Activity: Drop the pictures and extract exactly the lines from the one that contains "Decode this image" through the end of the material.

Data to examine:
········

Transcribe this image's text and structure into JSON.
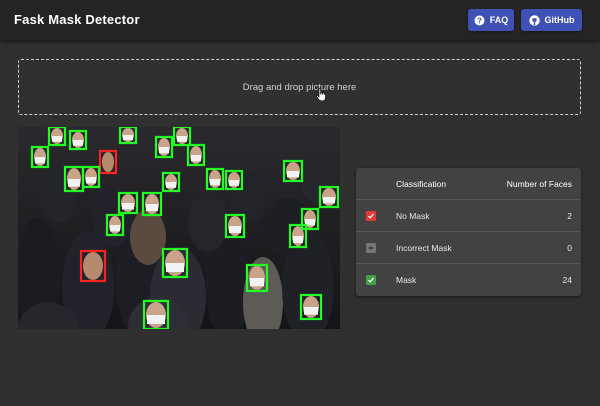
{
  "app": {
    "title": "Fask Mask Detector"
  },
  "header": {
    "faq_label": "FAQ",
    "github_label": "GitHub",
    "accent": "#3f51b5"
  },
  "dropzone": {
    "text": "Drag and drop picture here"
  },
  "results": {
    "columns": [
      "Classification",
      "Number of Faces"
    ],
    "rows": [
      {
        "label": "No Mask",
        "count": "2",
        "color": "#e53935",
        "icon": "x-icon"
      },
      {
        "label": "Incorrect Mask",
        "count": "0",
        "color": "#757575",
        "icon": "minus-icon"
      },
      {
        "label": "Mask",
        "count": "24",
        "color": "#43a047",
        "icon": "check-icon"
      }
    ]
  },
  "detections": {
    "mask_color": "#22ff22",
    "no_mask_color": "#ff2222"
  }
}
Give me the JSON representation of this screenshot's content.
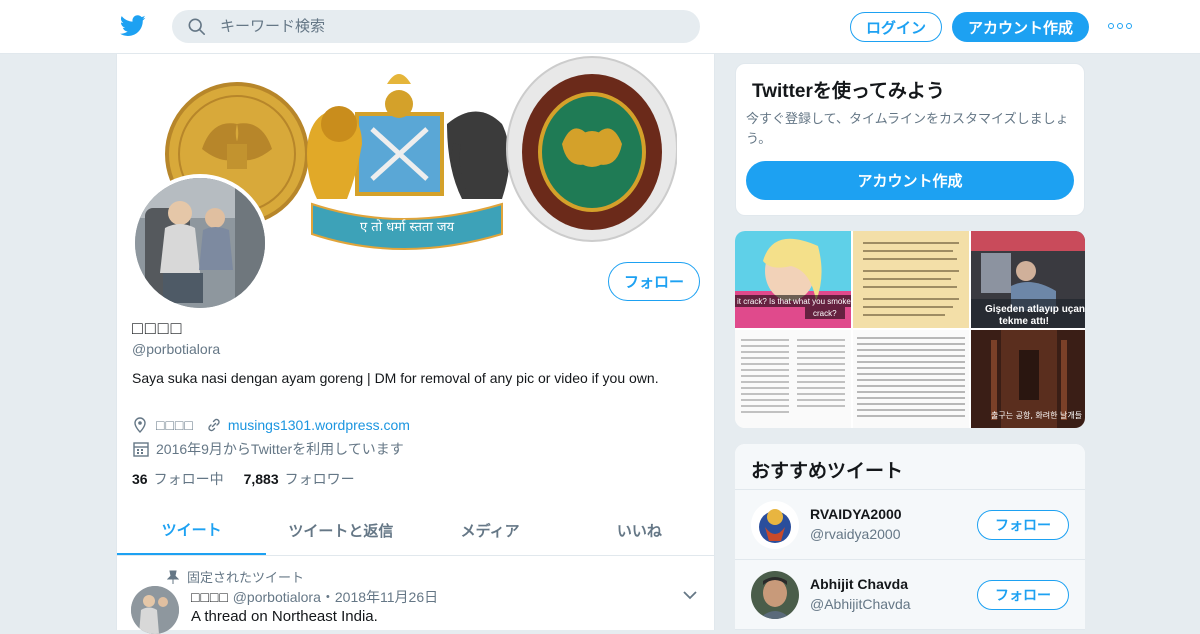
{
  "header": {
    "logo_icon": "twitter-bird-icon",
    "search_placeholder": "キーワード検索",
    "login_label": "ログイン",
    "signup_label": "アカウント作成",
    "more_icon": "more-dots-icon"
  },
  "profile": {
    "name": "□□□□",
    "handle": "@porbotialora",
    "follow_label": "フォロー",
    "bio": "Saya suka nasi dengan ayam goreng | DM for removal of any pic or video if you own.",
    "location": "□□□□",
    "website": "musings1301.wordpress.com",
    "joined": "2016年9月からTwitterを利用しています",
    "following_count": "36",
    "following_label": "フォロー中",
    "followers_count": "7,883",
    "followers_label": "フォロワー",
    "banner_motto": "ए तो धर्मा स्तता जय"
  },
  "tabs": [
    {
      "label": "ツイート"
    },
    {
      "label": "ツイートと返信"
    },
    {
      "label": "メディア"
    },
    {
      "label": "いいね"
    }
  ],
  "pinned_tweet": {
    "pinned_label": "固定されたツイート",
    "name": "□□□□",
    "handle_date": "@porbotialora・2018年11月26日",
    "text": "A thread on Northeast India."
  },
  "sidebar": {
    "try_title": "Twitterを使ってみよう",
    "try_text": "今すぐ登録して、タイムラインをカスタマイズしましょう。",
    "try_button": "アカウント作成",
    "media_captions": {
      "barbie": "it crack? Is that what you smoke? You smo",
      "barbie2": "crack?",
      "gise1": "Gişeden atlayıp uçan",
      "gise2": "tekme attı!",
      "korean": "출구는 공항, 화려한 날개들"
    },
    "rec_title": "おすすめツイート",
    "recommended": [
      {
        "name": "RVAIDYA2000",
        "handle": "@rvaidya2000",
        "follow_label": "フォロー"
      },
      {
        "name": "Abhijit Chavda",
        "handle": "@AbhijitChavda",
        "follow_label": "フォロー"
      }
    ]
  },
  "colors": {
    "accent": "#1da1f2",
    "muted": "#657786",
    "background": "#e6ecf0"
  }
}
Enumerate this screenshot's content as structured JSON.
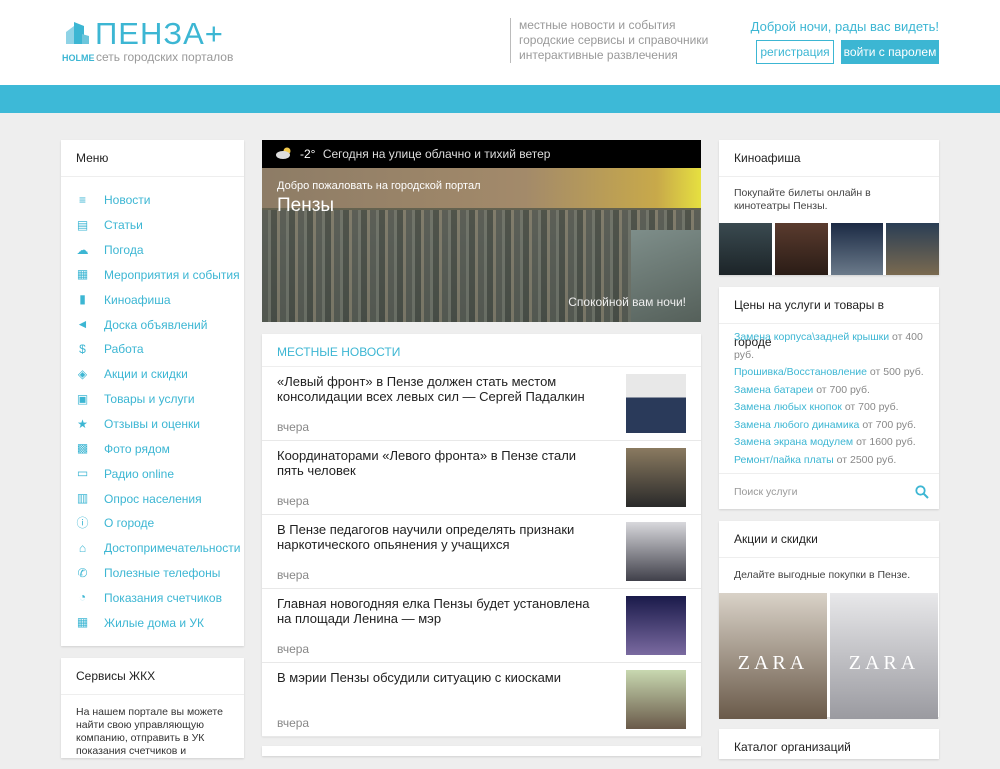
{
  "header": {
    "logo": "ПЕНЗА+",
    "logo_tag": "HOLME",
    "logo_sub": "сеть городских порталов",
    "tagline": [
      "местные новости и события",
      "городские сервисы и справочники",
      "интерактивные развлечения"
    ],
    "greeting": "Доброй ночи, рады вас видеть!",
    "register": "регистрация",
    "login": "войти с паролем"
  },
  "menu": {
    "title": "Меню",
    "items": [
      {
        "label": "Новости",
        "icon": "list-icon"
      },
      {
        "label": "Статьи",
        "icon": "article-icon"
      },
      {
        "label": "Погода",
        "icon": "weather-icon"
      },
      {
        "label": "Мероприятия и события",
        "icon": "calendar-icon"
      },
      {
        "label": "Киноафиша",
        "icon": "film-icon"
      },
      {
        "label": "Доска объявлений",
        "icon": "megaphone-icon"
      },
      {
        "label": "Работа",
        "icon": "dollar-icon"
      },
      {
        "label": "Акции и скидки",
        "icon": "tag-icon"
      },
      {
        "label": "Товары и услуги",
        "icon": "bag-icon"
      },
      {
        "label": "Отзывы и оценки",
        "icon": "star-icon"
      },
      {
        "label": "Фото рядом",
        "icon": "photo-icon"
      },
      {
        "label": "Радио online",
        "icon": "radio-icon"
      },
      {
        "label": "Опрос населения",
        "icon": "chart-icon"
      },
      {
        "label": "О городе",
        "icon": "info-icon"
      },
      {
        "label": "Достопримечательности",
        "icon": "landmark-icon"
      },
      {
        "label": "Полезные телефоны",
        "icon": "phone-icon"
      },
      {
        "label": "Показания счетчиков",
        "icon": "meter-icon"
      },
      {
        "label": "Жилые дома и УК",
        "icon": "building-icon"
      }
    ]
  },
  "zhkh": {
    "title": "Сервисы ЖКХ",
    "text": "На нашем портале вы можете найти свою управляющую компанию, отправить в УК показания счетчиков и"
  },
  "hero": {
    "temp": "-2°",
    "weather": "Сегодня на улице облачно и тихий ветер",
    "welcome": "Добро пожаловать на городской портал",
    "city": "Пензы",
    "night": "Спокойной вам ночи!"
  },
  "news": {
    "title": "МЕСТНЫЕ НОВОСТИ",
    "items": [
      {
        "title": "«Левый фронт» в Пензе должен стать местом консолидации всех левых сил — Сергей Падалкин",
        "date": "вчера"
      },
      {
        "title": "Координаторами «Левого фронта» в Пензе стали пять человек",
        "date": "вчера"
      },
      {
        "title": "В Пензе педагогов научили определять признаки наркотического опьянения у учащихся",
        "date": "вчера"
      },
      {
        "title": "Главная новогодняя елка Пензы будет установлена на площади Ленина — мэр",
        "date": "вчера"
      },
      {
        "title": "В мэрии Пензы обсудили ситуацию с киосками",
        "date": "вчера"
      }
    ]
  },
  "kino": {
    "title": "Киноафиша",
    "text": "Покупайте билеты онлайн в кинотеатры Пензы."
  },
  "prices": {
    "title": "Цены на услуги и товары в городе",
    "items": [
      {
        "name": "Замена корпуса\\задней крышки",
        "price": "от 400 руб."
      },
      {
        "name": "Прошивка/Восстановление",
        "price": "от 500 руб."
      },
      {
        "name": "Замена батареи",
        "price": "от 700 руб."
      },
      {
        "name": "Замена любых кнопок",
        "price": "от 700 руб."
      },
      {
        "name": "Замена любого динамика",
        "price": "от 700 руб."
      },
      {
        "name": "Замена экрана модулем",
        "price": "от 1600 руб."
      },
      {
        "name": "Ремонт/пайка платы",
        "price": "от 2500 руб."
      }
    ],
    "search_placeholder": "Поиск услуги"
  },
  "sales": {
    "title": "Акции и скидки",
    "text": "Делайте выгодные покупки в Пензе.",
    "brand": "ZARA"
  },
  "catalog": {
    "title": "Каталог организаций"
  },
  "colors": {
    "accent": "#3cb6d3"
  }
}
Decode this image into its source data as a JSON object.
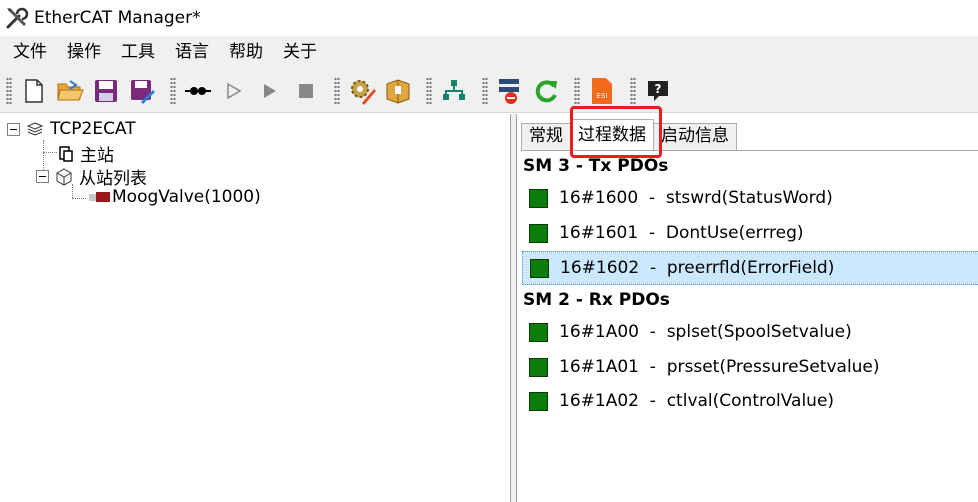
{
  "window": {
    "title": "EtherCAT Manager*"
  },
  "menu": [
    "文件",
    "操作",
    "工具",
    "语言",
    "帮助",
    "关于"
  ],
  "toolbar": {
    "groups": [
      [
        "new-file-icon",
        "open-folder-icon",
        "save-icon",
        "save-as-icon"
      ],
      [
        "connect-icon",
        "play-outline-icon",
        "play-icon",
        "stop-icon"
      ],
      [
        "settings-edit-icon",
        "package-icon"
      ],
      [
        "network-icon"
      ],
      [
        "remove-device-icon",
        "refresh-icon"
      ],
      [
        "esi-file-icon"
      ],
      [
        "help-icon"
      ]
    ],
    "esi_label": "ESI",
    "help_label": "?"
  },
  "tree": {
    "root": "TCP2ECAT",
    "master": "主站",
    "slave_list": "从站列表",
    "slave": "MoogValve(1000)"
  },
  "tabs": [
    "常规",
    "过程数据",
    "启动信息"
  ],
  "active_tab": "过程数据",
  "sections": [
    {
      "title": "SM 3 - Tx PDOs",
      "rows": [
        {
          "index": "16#1600",
          "name": "stswrd(StatusWord)",
          "checked": true,
          "selected": false
        },
        {
          "index": "16#1601",
          "name": "DontUse(errreg)",
          "checked": true,
          "selected": false
        },
        {
          "index": "16#1602",
          "name": "preerrfld(ErrorField)",
          "checked": true,
          "selected": true
        }
      ]
    },
    {
      "title": "SM 2 - Rx PDOs",
      "rows": [
        {
          "index": "16#1A00",
          "name": "splset(SpoolSetvalue)",
          "checked": true,
          "selected": false
        },
        {
          "index": "16#1A01",
          "name": "prsset(PressureSetvalue)",
          "checked": true,
          "selected": false
        },
        {
          "index": "16#1A02",
          "name": "ctlval(ControlValue)",
          "checked": true,
          "selected": false
        }
      ]
    }
  ],
  "row_separator": "  -  ",
  "colors": {
    "checked": "#0a7d0a",
    "selection": "#cce8ff",
    "highlight_box": "#ee1c1c"
  }
}
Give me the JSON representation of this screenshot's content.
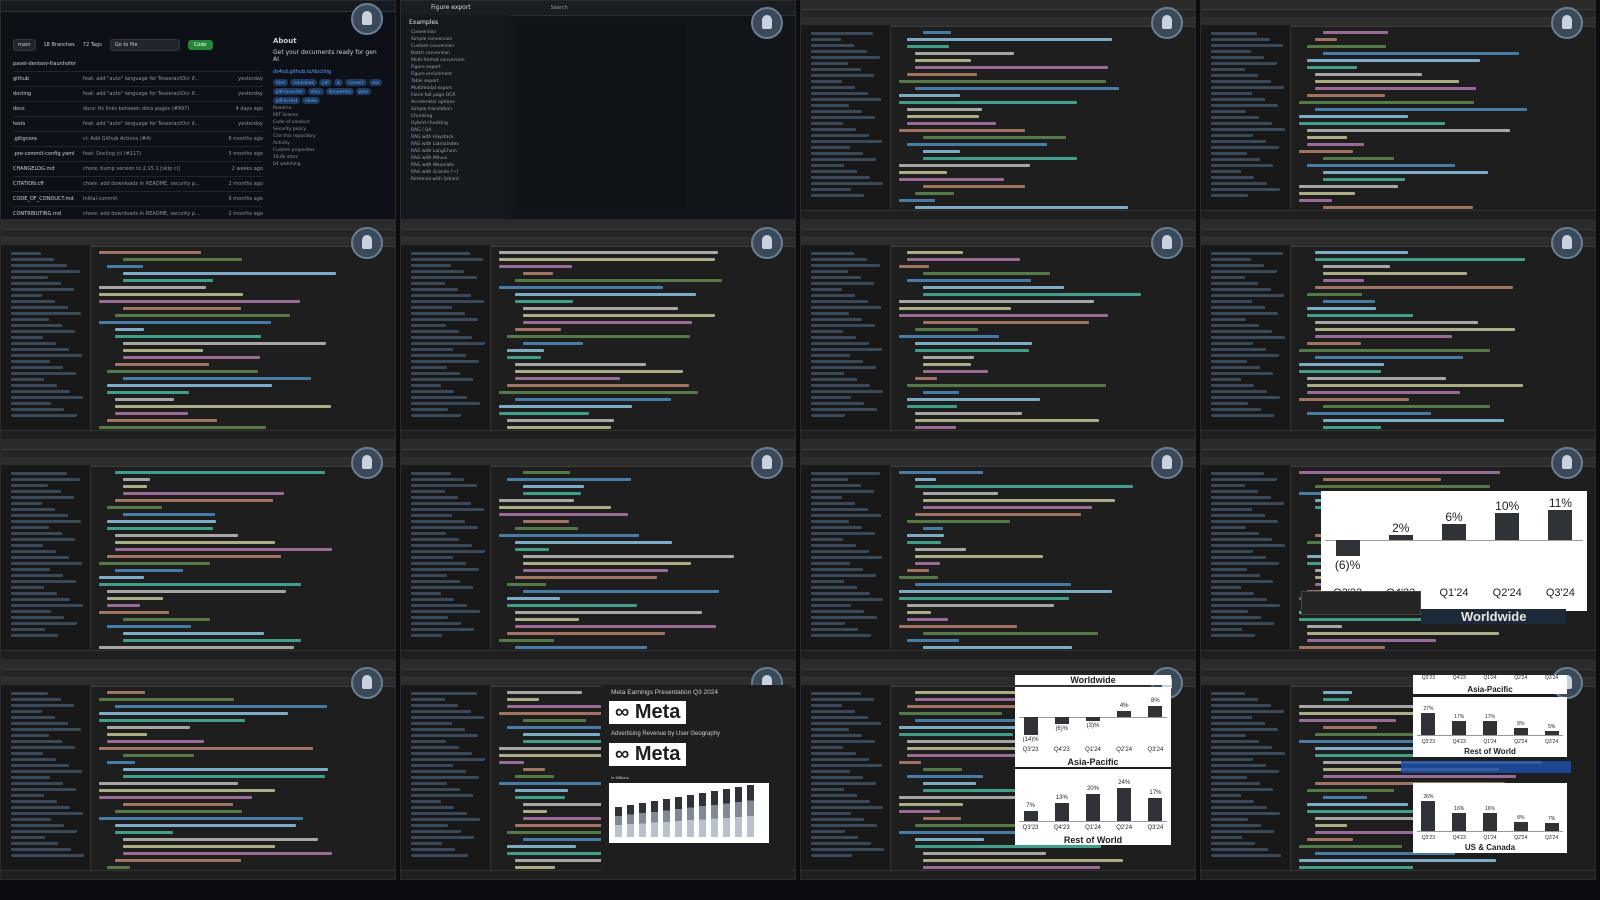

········

Answer to the problem:
Decode this image into its source data as a JSON object.
{
  "window": {
    "title": "EtherCAT Manager*"
  },
  "menu": [
    "文件",
    "操作",
    "工具",
    "语言",
    "帮助",
    "关于"
  ],
  "toolbar": {
    "groups": [
      [
        "new-file-icon",
        "open-folder-icon",
        "save-icon",
        "save-as-icon"
      ],
      [
        "connect-icon",
        "play-outline-icon",
        "play-icon",
        "stop-icon"
      ],
      [
        "settings-edit-icon",
        "package-icon"
      ],
      [
        "network-icon"
      ],
      [
        "remove-device-icon",
        "refresh-icon"
      ],
      [
        "esi-file-icon"
      ],
      [
        "help-icon"
      ]
    ],
    "esi_label": "ESI",
    "help_label": "?"
  },
  "tree": {
    "root": "TCP2ECAT",
    "master": "主站",
    "slave_list": "从站列表",
    "slave": "MoogValve(1000)"
  },
  "tabs": [
    "常规",
    "过程数据",
    "启动信息"
  ],
  "active_tab": "过程数据",
  "sections": [
    {
      "title": "SM 3 - Tx PDOs",
      "rows": [
        {
          "index": "16#1600",
          "name": "stswrd(StatusWord)",
          "checked": true,
          "selected": false
        },
        {
          "index": "16#1601",
          "name": "DontUse(errreg)",
          "checked": true,
          "selected": false
        },
        {
          "index": "16#1602",
          "name": "preerrfld(ErrorField)",
          "checked": true,
          "selected": true
        }
      ]
    },
    {
      "title": "SM 2 - Rx PDOs",
      "rows": [
        {
          "index": "16#1A00",
          "name": "splset(SpoolSetvalue)",
          "checked": true,
          "selected": false
        },
        {
          "index": "16#1A01",
          "name": "prsset(PressureSetvalue)",
          "checked": true,
          "selected": false
        },
        {
          "index": "16#1A02",
          "name": "ctlval(ControlValue)",
          "checked": true,
          "selected": false
        }
      ]
    }
  ],
  "row_separator": "  -  ",
  "colors": {
    "checked": "#0a7d0a",
    "selection": "#cce8ff",
    "highlight_box": "#ee1c1c"
  }
}
Give me the JSON representation of this screenshot's content.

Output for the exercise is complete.